We may be excused for repeating this question if one just considers how unevenly the surface was sampled in deriving those temperature records (to confirm this fact, please go to http://www.cru.uea.ac.uk/ftpdata/tavegl.dat; For the DMI-report, the Northern Hemisphere Land air temperature was used, through an update from P. D. Jones, University of East Anglia, UK). There were only surface coverage of 10-40% for data between 1850s-1900s while coverage for 1970’s-1990’s was claimed to be over 80%.

However, other independent examinations of the surface thermometer records from 1897-1996 suggest that only 18.4% of the earth is covered by the so-called “global” temperature records if one were to impose the minimal data requirement that no more than 10 years of missing data is allowed within any of the 5 degrees X 5 degrees spatial grid cells used in the reconstruction.

This matter of having an accurate global temperature records is important enough that it has been examined in the January 2000 National Academy of Science report. The bottom line is that the apparently accelerated warming of 0.3-0.4°C in the world-wide surface temperature records over the last twenty years is not supported by either the balloon or the satellite measurements of the global air temperature over the lower troposphere. In the lower troposphere, the global trend in air temperature change measured by the Microwave Sounding Units onboard NOAA/NASA satellites has only been barely above zero. Therefore, the apparent surface temperature trend over the last twenty years is not a proof of any human-induced changes. This is mainly because the expected anthropogenic greenhouse gases-caused temperature trend in the troposphere should be even larger than the surface trend and no accelerated warming trend in the troposphere has thus far been observed.

Summary:

The key question in Sun-climate research today is not about statistical prowess. Absence of statistical correlations certainly do not mean there is no physical connection between the Sun and climate. The analysis in DMI report 99-9 is premature. Its simplistic results are based solely on statistical arguments with no obvious relevance to present reality.

The DMI report’s introduction only briefly mentions one plausible physical interpretation of the variation in sunspot cycle length as changes in the total energy output of Sun. There are several more plausible routes for the Sun to influence the climatic system.

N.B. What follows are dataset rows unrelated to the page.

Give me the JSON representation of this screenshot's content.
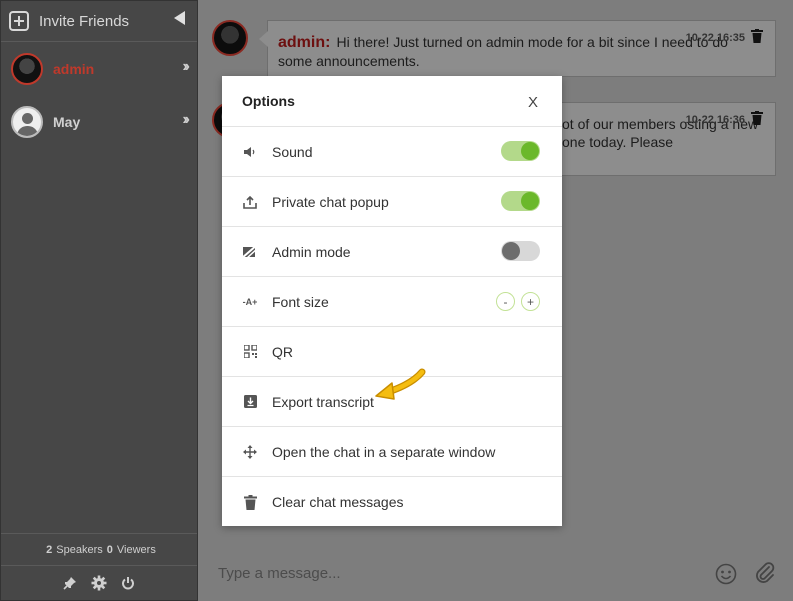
{
  "sidebar": {
    "invite_label": "Invite Friends",
    "users": [
      {
        "name": "admin"
      },
      {
        "name": "May"
      }
    ],
    "stats": {
      "speakers_count": "2",
      "speakers_label": "Speakers",
      "viewers_count": "0",
      "viewers_label": "Viewers"
    }
  },
  "messages": [
    {
      "author": "admin:",
      "text": "Hi there! Just turned on admin mode for a bit since I need to do some announcements.",
      "time": "10-22 16:35"
    },
    {
      "text": "ot of our members osting a new one today. Please",
      "time": "10-22 16:36"
    }
  ],
  "composer": {
    "placeholder": "Type a message..."
  },
  "options": {
    "title": "Options",
    "close": "X",
    "items": [
      {
        "label": "Sound",
        "control": "toggle",
        "state": "on"
      },
      {
        "label": "Private chat popup",
        "control": "toggle",
        "state": "on"
      },
      {
        "label": "Admin mode",
        "control": "toggle",
        "state": "off"
      },
      {
        "label": "Font size",
        "control": "stepper",
        "minus": "-",
        "plus": "+"
      },
      {
        "label": "QR"
      },
      {
        "label": "Export transcript"
      },
      {
        "label": "Open the chat in a separate window"
      },
      {
        "label": "Clear chat messages"
      }
    ]
  },
  "colors": {
    "toggle_on": "#6bb82b",
    "admin_name": "#c0392b",
    "arrow": "#f0b400"
  }
}
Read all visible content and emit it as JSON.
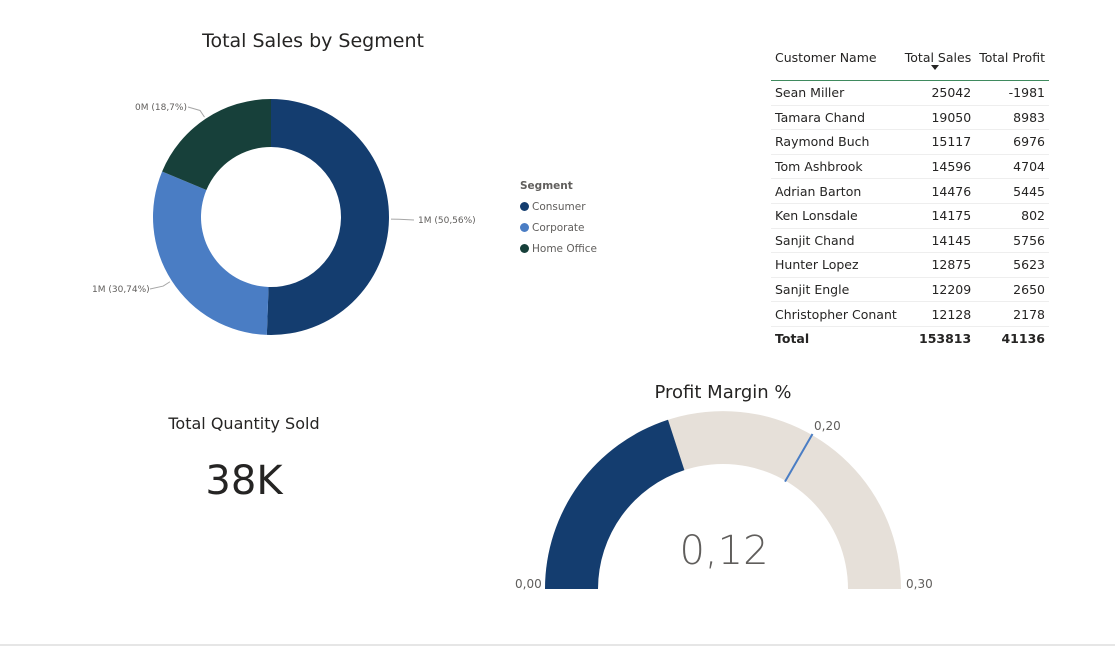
{
  "donut": {
    "title": "Total Sales by Segment",
    "legend_title": "Segment",
    "colors": {
      "Consumer": "#143d6f",
      "Corporate": "#4a7dc4",
      "Home Office": "#17403a"
    }
  },
  "chart_data": {
    "type": "pie",
    "title": "Total Sales by Segment",
    "categories": [
      "Consumer",
      "Corporate",
      "Home Office"
    ],
    "values": [
      50.56,
      30.74,
      18.7
    ],
    "data_labels": [
      "1M (50,56%)",
      "1M (30,74%)",
      "0M (18,7%)"
    ],
    "legend_title": "Segment",
    "legend_placement": "right",
    "donut": true
  },
  "table": {
    "headers": [
      "Customer Name",
      "Total Sales",
      "Total Profit"
    ],
    "rows": [
      [
        "Sean Miller",
        "25042",
        "-1981"
      ],
      [
        "Tamara Chand",
        "19050",
        "8983"
      ],
      [
        "Raymond Buch",
        "15117",
        "6976"
      ],
      [
        "Tom Ashbrook",
        "14596",
        "4704"
      ],
      [
        "Adrian Barton",
        "14476",
        "5445"
      ],
      [
        "Ken Lonsdale",
        "14175",
        "802"
      ],
      [
        "Sanjit Chand",
        "14145",
        "5756"
      ],
      [
        "Hunter Lopez",
        "12875",
        "5623"
      ],
      [
        "Sanjit Engle",
        "12209",
        "2650"
      ],
      [
        "Christopher Conant",
        "12128",
        "2178"
      ]
    ],
    "total": [
      "Total",
      "153813",
      "41136"
    ]
  },
  "kpi": {
    "label": "Total Quantity Sold",
    "value": "38K"
  },
  "gauge": {
    "title": "Profit Margin %",
    "value": 0.12,
    "value_label": "0,12",
    "min": 0,
    "max": 0.3,
    "target": 0.2,
    "min_label": "0,00",
    "max_label": "0,30",
    "target_label": "0,20",
    "fill_color": "#143d6f",
    "track_color": "#e6e0d9",
    "target_color": "#4a7dc4"
  }
}
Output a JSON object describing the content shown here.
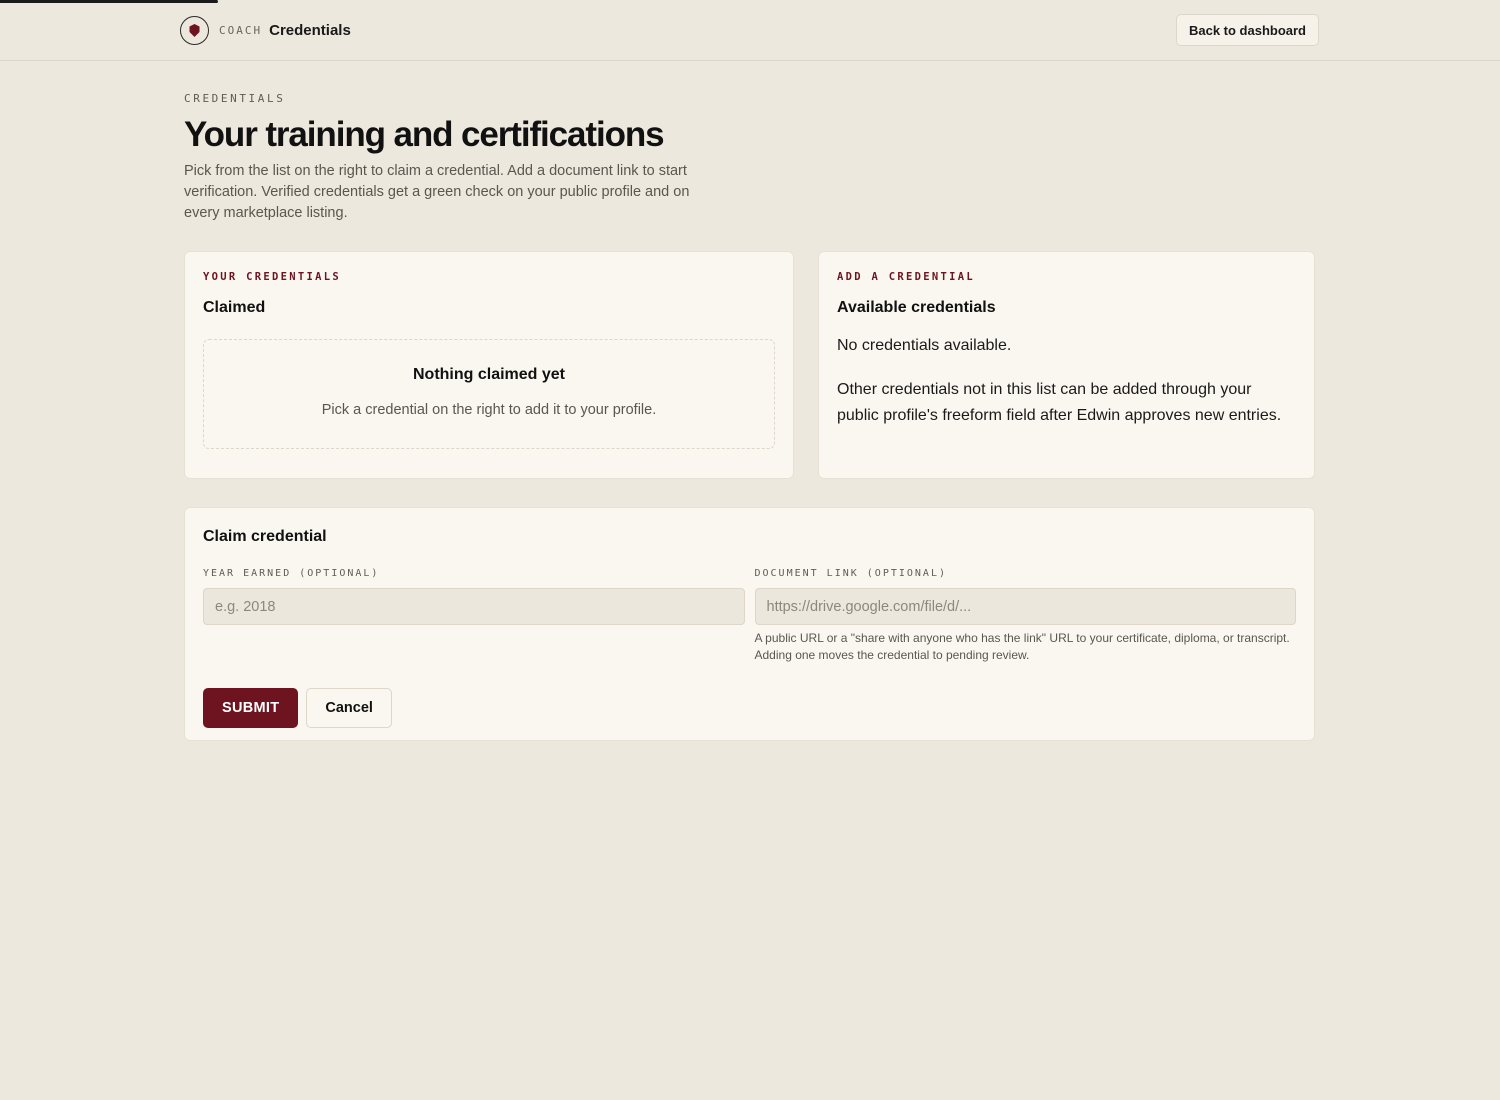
{
  "app": {
    "brand_sub": "COACH",
    "brand_title": "Credentials",
    "back_label": "Back to dashboard"
  },
  "header": {
    "eyebrow": "CREDENTIALS",
    "title": "Your training and certifications",
    "intro": "Pick from the list on the right to claim a credential. Add a document link to start verification. Verified credentials get a green check on your public profile and on every marketplace listing."
  },
  "claimed": {
    "eyebrow": "YOUR CREDENTIALS",
    "title": "Claimed",
    "empty_title": "Nothing claimed yet",
    "empty_text": "Pick a credential on the right to add it to your profile."
  },
  "available": {
    "eyebrow": "ADD A CREDENTIAL",
    "title": "Available credentials",
    "none_text": "No credentials available.",
    "note": "Other credentials not in this list can be added through your public profile's freeform field after Edwin approves new entries."
  },
  "claim_form": {
    "title": "Claim credential",
    "year_label": "YEAR EARNED (OPTIONAL)",
    "year_placeholder": "e.g. 2018",
    "doc_label": "DOCUMENT LINK (OPTIONAL)",
    "doc_placeholder": "https://drive.google.com/file/d/...",
    "doc_help": "A public URL or a \"share with anyone who has the link\" URL to your certificate, diploma, or transcript. Adding one moves the credential to pending review.",
    "submit_label": "SUBMIT",
    "cancel_label": "Cancel"
  },
  "colors": {
    "accent": "#6e1420",
    "background": "#ede8dd",
    "card": "#faf7f1"
  }
}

This aspect of the Sun-climate research has been amply summarized, for example, on the GCMI website.

Web pages and References:

The Danish Meteorological Institute

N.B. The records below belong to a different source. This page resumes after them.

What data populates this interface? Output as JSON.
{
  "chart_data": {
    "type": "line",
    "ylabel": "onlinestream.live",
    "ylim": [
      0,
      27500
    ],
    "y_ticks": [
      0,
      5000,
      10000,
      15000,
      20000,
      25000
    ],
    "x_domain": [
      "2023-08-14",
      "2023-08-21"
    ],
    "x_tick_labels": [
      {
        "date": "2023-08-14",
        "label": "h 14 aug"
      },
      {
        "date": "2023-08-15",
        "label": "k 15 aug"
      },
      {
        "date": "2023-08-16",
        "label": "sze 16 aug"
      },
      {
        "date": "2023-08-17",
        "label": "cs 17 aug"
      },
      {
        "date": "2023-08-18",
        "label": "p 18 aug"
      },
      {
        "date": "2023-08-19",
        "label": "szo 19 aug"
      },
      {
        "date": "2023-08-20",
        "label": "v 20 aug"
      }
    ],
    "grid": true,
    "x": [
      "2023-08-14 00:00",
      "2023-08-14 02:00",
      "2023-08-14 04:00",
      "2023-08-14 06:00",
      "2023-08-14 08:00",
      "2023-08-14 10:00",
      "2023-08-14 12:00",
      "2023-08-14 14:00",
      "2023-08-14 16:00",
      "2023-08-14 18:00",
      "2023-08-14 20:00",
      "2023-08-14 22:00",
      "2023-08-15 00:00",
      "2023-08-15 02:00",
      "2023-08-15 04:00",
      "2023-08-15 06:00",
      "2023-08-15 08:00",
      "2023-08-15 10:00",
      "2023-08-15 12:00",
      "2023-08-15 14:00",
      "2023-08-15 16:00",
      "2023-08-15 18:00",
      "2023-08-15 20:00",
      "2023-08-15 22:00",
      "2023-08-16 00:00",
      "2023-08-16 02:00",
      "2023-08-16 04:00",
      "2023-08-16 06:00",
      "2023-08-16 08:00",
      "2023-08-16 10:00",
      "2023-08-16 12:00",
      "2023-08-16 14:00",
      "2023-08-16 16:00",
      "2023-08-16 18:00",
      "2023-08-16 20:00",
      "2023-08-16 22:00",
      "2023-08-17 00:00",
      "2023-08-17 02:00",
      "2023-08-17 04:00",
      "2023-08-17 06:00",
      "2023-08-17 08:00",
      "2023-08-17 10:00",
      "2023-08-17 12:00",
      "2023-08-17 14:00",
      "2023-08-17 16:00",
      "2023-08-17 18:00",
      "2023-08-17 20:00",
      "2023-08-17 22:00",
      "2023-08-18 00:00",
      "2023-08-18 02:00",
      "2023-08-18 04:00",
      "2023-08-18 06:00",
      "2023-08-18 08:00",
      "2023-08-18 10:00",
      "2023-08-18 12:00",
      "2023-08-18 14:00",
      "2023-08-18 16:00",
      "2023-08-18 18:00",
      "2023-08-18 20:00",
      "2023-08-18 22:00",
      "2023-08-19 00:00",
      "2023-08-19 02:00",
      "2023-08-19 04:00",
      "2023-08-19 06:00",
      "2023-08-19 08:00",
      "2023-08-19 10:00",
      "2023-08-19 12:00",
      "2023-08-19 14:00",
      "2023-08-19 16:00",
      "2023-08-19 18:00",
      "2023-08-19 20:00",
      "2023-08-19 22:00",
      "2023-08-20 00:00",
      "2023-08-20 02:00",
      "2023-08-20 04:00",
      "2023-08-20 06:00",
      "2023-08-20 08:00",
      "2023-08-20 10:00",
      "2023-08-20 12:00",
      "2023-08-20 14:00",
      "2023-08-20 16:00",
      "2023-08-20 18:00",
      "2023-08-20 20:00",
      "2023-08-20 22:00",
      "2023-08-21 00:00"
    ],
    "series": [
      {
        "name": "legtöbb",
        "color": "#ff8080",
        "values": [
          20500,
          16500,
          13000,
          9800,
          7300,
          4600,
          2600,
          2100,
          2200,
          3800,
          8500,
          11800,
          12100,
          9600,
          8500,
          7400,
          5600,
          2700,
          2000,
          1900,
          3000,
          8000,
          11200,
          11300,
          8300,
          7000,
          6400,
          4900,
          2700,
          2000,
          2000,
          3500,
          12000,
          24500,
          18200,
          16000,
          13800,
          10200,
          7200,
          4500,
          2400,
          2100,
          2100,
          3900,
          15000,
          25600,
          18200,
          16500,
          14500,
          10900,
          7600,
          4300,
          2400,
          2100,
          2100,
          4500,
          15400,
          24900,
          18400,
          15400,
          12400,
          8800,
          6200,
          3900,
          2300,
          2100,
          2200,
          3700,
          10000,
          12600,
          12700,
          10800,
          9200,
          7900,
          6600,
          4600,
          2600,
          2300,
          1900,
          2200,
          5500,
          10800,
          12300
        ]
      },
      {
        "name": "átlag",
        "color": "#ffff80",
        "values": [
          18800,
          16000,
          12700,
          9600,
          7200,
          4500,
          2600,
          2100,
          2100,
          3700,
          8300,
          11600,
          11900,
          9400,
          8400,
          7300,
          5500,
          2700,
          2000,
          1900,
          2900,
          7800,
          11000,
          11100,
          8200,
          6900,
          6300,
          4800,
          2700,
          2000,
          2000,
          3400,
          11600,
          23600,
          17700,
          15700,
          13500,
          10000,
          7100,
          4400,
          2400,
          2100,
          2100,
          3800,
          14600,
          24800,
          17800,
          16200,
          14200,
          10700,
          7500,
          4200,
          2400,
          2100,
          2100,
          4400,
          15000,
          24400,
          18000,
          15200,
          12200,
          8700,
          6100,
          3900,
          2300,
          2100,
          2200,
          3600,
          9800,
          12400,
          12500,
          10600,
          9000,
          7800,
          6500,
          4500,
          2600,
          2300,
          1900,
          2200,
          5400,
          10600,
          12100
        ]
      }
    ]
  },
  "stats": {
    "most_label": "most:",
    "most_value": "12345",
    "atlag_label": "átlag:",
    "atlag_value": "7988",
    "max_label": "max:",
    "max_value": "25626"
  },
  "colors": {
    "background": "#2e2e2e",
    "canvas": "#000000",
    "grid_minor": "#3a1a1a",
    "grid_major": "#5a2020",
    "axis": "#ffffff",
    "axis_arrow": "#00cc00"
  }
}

The actual report DMI-report #99-9 “Solar forcing of the Northern hemisphere land air temperature: New data” by P. Thejil and K. Lassen (see also press release issued by DMI.

Alex Kirby, “Sun ‘minor player’ in climate change,” BBC News, May 3, 2000.

E. Friis-Christensen & K. Lassen (1991). “Length of the solar cycle: An indicator of solar activity closely associated with climate,” Science 254, 698-700.

“Reconciling Observations of Global Temperature Change” (2000) National Academy Press.

Partner & Fellow Blogs